Muuse recognized the inextricable connections between the Somali language and Somali oral literature He tested potential scripts by transcribing oral poems recited by old men of frail health and then reading them back aloud He spent many weeks at the bedside ...

Article

Bahru Zewde

Ethiopian intellectual, educator, administrator, and interpreter, was born in the Gondar region of northwestern Ethiopia around 1855. He got his first exposure to Western education through the German missionary J. Mayer, who was then resident in Ethiopia. He accompanied Emperor Tewodros II to his final stronghold, Maqdala, where the emperor committed suicide in April 1868 as troops led by the British commander General Robert Napier stormed his fortress. As someone who saw that visionary emperor at close range, Gebru was to continue to harbor an abiding admiration for his idealism. Taken out of the country by the conquering troops, Gebru was patronized by the missionaries of the Church Missionary Society (CMS) and was educated in different CMS outposts, including Alexandria, Jerusalem, and Basel (Switzerland).

Returning to his native Ethiopia in 1879 Gebru did missionary work first in Gondar and then after another trip abroad in Wallaga in western ...

Article

Ghirmai Negash

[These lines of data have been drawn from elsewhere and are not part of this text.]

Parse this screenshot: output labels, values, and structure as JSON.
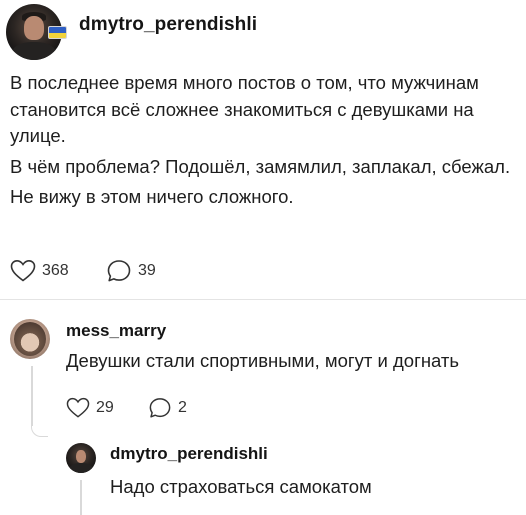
{
  "post": {
    "username": "dmytro_perendishli",
    "paragraphs": [
      "В последнее время много постов о том, что мужчинам становится всё сложнее знакомиться с девушками на улице.",
      "В чём проблема? Подошёл, замямлил, заплакал, сбежал.",
      "Не вижу в этом ничего сложного."
    ],
    "likes": "368",
    "comments": "39"
  },
  "comment": {
    "username": "mess_marry",
    "text": "Девушки стали спортивными, могут и догнать",
    "likes": "29",
    "comments": "2"
  },
  "reply": {
    "username": "dmytro_perendishli",
    "text": "Надо страховаться самокатом"
  },
  "icons": {
    "like": "heart-outline-icon",
    "comment": "speech-bubble-icon",
    "badge": "ukraine-flag-icon"
  },
  "colors": {
    "text": "#1e1e1e",
    "muted": "#333333",
    "line": "#d9d9d9"
  }
}
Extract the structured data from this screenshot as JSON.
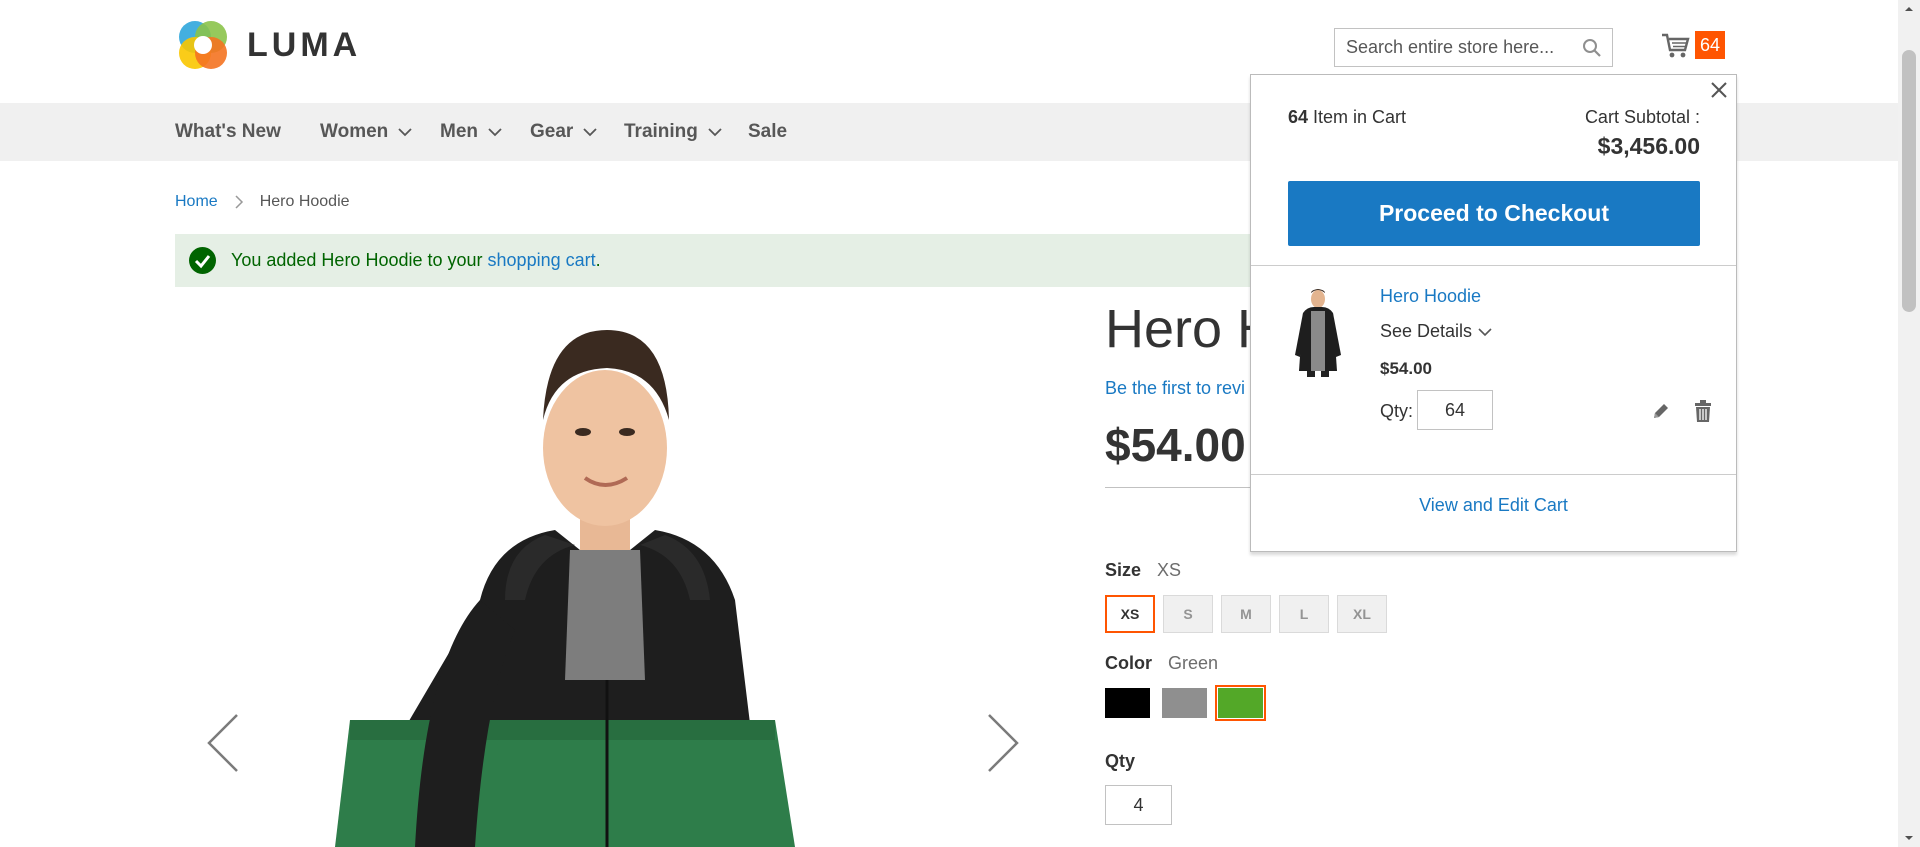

Eritrean Tigrinya-language writer, historian, translator, linguist, and professor of African languages, was born and grew up in Yeha, an ancient historical village in Tigray, the northernmost Ethiopian province bordering Eritrea. Yeha is remarkable for its unique and early archaeological sites, as well as for its proximity to and historical connections with the well-known city of Axum, which formed the center of the Axumite kingdom during the reign of the Queen of Sheba, and still remains Ethiopia’s oldest cultural center. Giyorgis is considered one of Ethiopia’s and Eritrea’s most important intellectuals; he lived and wrote during the Italian colonial era in Eritrea. He is considered by many the true founder of secular, modern African literature in Tigrinya.

The consciousness of precolonial history evident in Yeha had a lasting influence on Giyorgis s imagination affecting everything he wrote from literature to history Another important influence on Giyorgis s formation as a native ...

Article

Hans P. Hahn

The life of Janheinz Jahn was dedicated to the support and dissemination of African literature in German-speaking countries. He was a pioneer in that pursuit—to impart African literature—with restless engagement and consequence. After studying the history of arts and the Arabic language in the 1930s, he was a soldier during World War II and became a prisoner of war. After his release in 1946, he worked as a freelance writer and journalist. Throughout the rest of his life, he never had an academic position and made his living from publishing books.

In 1950 he met Leopold Senghor when the latter was in Frankfurt am Main at the invitation of the Institut Culturel Français This meeting and the conversations with Senghor left such deep and lasting impressions that a short time later Jahn himself started to give public lectures on African literature At the same time he initiated ...